• [Supplied records]
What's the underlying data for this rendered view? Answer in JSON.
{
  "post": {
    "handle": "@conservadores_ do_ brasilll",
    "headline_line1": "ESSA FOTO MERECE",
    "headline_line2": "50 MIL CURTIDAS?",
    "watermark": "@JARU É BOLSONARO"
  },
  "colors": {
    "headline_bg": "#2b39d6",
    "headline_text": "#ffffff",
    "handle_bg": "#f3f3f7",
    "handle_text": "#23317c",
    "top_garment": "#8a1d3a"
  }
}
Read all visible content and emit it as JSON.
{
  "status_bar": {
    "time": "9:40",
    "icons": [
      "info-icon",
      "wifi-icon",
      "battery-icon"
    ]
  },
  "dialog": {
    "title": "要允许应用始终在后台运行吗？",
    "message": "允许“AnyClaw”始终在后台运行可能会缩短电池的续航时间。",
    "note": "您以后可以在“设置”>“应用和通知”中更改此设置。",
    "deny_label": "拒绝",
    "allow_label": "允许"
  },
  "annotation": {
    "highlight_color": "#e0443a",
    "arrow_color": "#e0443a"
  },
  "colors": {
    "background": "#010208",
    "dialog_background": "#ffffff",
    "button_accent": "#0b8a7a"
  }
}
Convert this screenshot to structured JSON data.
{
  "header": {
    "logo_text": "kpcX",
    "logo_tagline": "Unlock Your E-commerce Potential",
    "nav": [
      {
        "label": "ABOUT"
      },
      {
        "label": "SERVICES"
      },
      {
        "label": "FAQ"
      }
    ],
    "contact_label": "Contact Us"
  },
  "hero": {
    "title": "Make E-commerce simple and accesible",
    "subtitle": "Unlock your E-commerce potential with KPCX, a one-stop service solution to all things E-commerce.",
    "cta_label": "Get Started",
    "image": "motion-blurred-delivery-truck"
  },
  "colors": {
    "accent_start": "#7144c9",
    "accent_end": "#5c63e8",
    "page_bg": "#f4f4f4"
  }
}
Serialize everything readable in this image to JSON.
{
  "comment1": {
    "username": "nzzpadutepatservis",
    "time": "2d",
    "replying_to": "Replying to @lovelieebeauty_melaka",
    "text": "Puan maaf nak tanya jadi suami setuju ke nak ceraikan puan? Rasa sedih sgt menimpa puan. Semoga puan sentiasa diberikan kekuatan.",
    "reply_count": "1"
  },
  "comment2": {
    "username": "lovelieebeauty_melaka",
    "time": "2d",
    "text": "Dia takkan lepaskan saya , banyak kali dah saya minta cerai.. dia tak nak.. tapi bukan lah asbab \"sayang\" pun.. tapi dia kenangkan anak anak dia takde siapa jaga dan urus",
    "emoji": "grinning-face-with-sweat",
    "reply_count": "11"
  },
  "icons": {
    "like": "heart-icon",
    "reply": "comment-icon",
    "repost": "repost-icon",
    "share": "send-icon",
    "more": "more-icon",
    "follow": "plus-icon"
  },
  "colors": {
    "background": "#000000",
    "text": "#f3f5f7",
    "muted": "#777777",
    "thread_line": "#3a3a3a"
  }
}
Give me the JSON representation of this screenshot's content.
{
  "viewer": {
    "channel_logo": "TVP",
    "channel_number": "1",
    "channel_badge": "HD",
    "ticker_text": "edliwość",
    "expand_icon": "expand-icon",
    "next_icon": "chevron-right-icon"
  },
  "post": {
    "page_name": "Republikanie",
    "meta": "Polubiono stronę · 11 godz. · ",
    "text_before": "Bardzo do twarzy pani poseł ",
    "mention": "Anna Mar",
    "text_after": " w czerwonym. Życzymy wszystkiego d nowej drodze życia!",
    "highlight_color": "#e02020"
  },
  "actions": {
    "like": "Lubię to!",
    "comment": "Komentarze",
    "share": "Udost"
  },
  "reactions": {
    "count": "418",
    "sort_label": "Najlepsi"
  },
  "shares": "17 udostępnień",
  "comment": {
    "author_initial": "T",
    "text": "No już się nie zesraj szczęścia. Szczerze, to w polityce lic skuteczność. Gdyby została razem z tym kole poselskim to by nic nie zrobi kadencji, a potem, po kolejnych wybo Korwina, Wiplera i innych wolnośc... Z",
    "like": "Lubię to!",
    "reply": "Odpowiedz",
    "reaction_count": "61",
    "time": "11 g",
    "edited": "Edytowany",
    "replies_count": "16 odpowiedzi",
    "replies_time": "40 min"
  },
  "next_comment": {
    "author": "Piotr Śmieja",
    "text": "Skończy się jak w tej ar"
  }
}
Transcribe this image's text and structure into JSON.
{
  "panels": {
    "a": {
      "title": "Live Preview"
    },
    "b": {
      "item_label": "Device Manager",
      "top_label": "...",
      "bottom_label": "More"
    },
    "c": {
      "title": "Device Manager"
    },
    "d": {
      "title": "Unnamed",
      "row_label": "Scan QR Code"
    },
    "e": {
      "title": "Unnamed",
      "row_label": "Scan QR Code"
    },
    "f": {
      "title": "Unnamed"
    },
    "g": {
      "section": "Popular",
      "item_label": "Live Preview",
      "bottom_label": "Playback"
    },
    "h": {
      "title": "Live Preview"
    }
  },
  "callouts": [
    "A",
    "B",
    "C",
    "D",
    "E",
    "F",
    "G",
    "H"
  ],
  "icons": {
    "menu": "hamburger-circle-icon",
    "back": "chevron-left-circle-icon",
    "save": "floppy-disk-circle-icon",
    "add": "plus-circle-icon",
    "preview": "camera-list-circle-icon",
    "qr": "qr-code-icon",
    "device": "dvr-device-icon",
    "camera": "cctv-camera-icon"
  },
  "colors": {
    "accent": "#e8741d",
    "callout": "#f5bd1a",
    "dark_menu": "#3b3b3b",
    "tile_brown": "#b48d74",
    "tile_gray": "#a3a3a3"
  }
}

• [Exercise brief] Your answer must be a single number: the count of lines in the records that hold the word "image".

• [Expected answer] 3